Sam Kadri was in his car racing through the streets of London, Ont., when his brother called to tell him he had missed the birth of Nazem, his second child and only son.
"When I hung up the phone, the next song that came on the radio was Tom Cochrane's Big League," he said. "I'm not making this up. You know how the song goes, don't you? 'My son is going to play in the Big League.' Somebody was trying to tell me something."
A father's dream of the NHL is unlikely for any Canadian kid, but even more so for Nazem Kadri. The centre will be only the second Muslim to play in the NHL when he suits up for the Toronto Maple Leafs, who selected him with the seventh pick in Friday's draft.
Canada's increasing diversity hasn't been quickly reflected in the nation's favourite sport.
"I can't speak for all immigrants," said Sam, who has a garage and car dealership. "But when you come here, you want to fit in as a Canadian. Getting your son involved in hockey was a way to channel or a vehicle to becoming Canadian.
"I look back and think how fortunate we were to get involved in hockey. I can't say a bad word about our journey in hockey."
Sam's best sport was basketball. But all his friends loved hockey, so he developed a passion for the sport. He cheered for the Montreal Canadiens because they were the best hockey team when he was growing up. Years later, when he married Sue, born in Canada but of Lebanese descent, he thought to himself that if they ever had a son, he would put him into hockey.
Born and raised in Montreal, Ramzi Abid was the first Muslim to play in the NHL after being selected in the second round by the Phoenix Coyotes 11 years ago. He played 68 games for the Coyotes, Pittsburgh Penguins, Atlanta Thrashers and Nashville Predators. But his brief foray into the NHL received little attention.

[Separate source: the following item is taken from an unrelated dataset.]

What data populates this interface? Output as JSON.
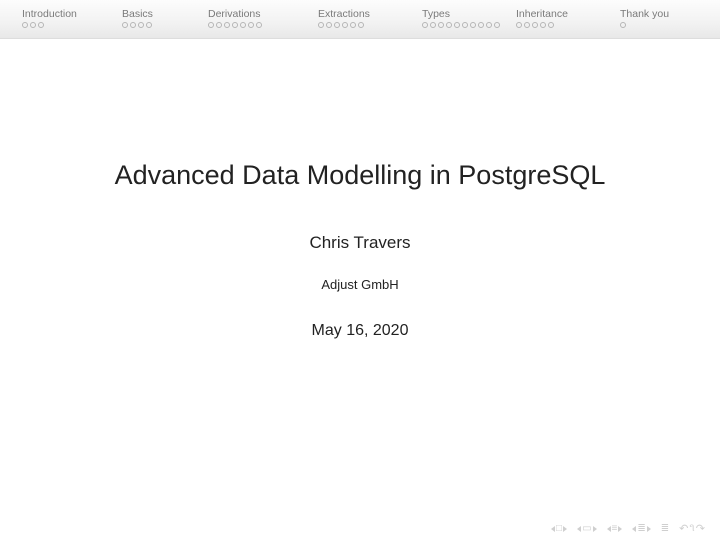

There will be a larger spotlight on Mr. Kadri. He will play for the iconic Leafs in a multicultural city that has 250,000 Muslims. "It's nice for my community to be recognized as a pro hockey player," Mr. Kadri said. "There's a lot of stereotypes about Lebanese, like they don't set foot on ice, but here I am.
"Being a role model is an important thing for me. Hopefully, these kids can look at me and use me as a role model. A lot of Muslim kids are going to start playing hockey because they see someone like them be successful in that area."
That remains to be seen. Willie O'Ree was the first black player to perform in the NHL in 1958. Fifty-one years later, there are only about 20 playing in the league. Sam Kadri, however, has noticed that more Muslims and other minority groups are playing hockey.
"Absolutely, I see it already," Sam said. "The kids of my younger brother are playing and so are kids of my friends."
There have been concerns that participation in minor hockey has dwindled and that a contributing factor has been the changing ethnic makeup of Canada.
Last fall, the Leafs expressed a need to broaden their fan base. They cited statistics such as minor-hockey participation in the Greater Toronto Hockey League having gone down to 37,000 from 46,000 in the past decade, as well as the changing face of the city. Half of those who live in the Toronto area were born outside Canada, and by 2018, studies predict half of the city's population will be visible minorities.
"If this has a ripple effect on the young players in the Muslim community to take up hockey, then that's a wonderful side effect," Leafs GM Brian Burke said. "If that increases our player pool in a part of society we're not touching right now, that's great."
Mr. Kadri, 18, was president of the Muslim student association at his London high school, but his father doesn't feel there will be any extra pressure for Mr. Kadri to perform well and do the Lebanese and Muslim community proud.
"Any hockey player in the NHL has pressure to play well and be a role model," he said. "Nazem always has handled pressure well. But he doesn't just want to set an example for Muslims, but also Christians, Catholics or Jews."
Sam Kadri added that he has realigned his NHL allegiances.
"Montreal is the archenemy now," he said. "I'm still in disbelief. It's a bit overwhelming. We have a close family, and we have been fortunate that Nazem played nearby in Kitchener in his first two years of junior and then played at home in London.
"Now, in the NHL, he'll only be two hours away. We couldn't be happier."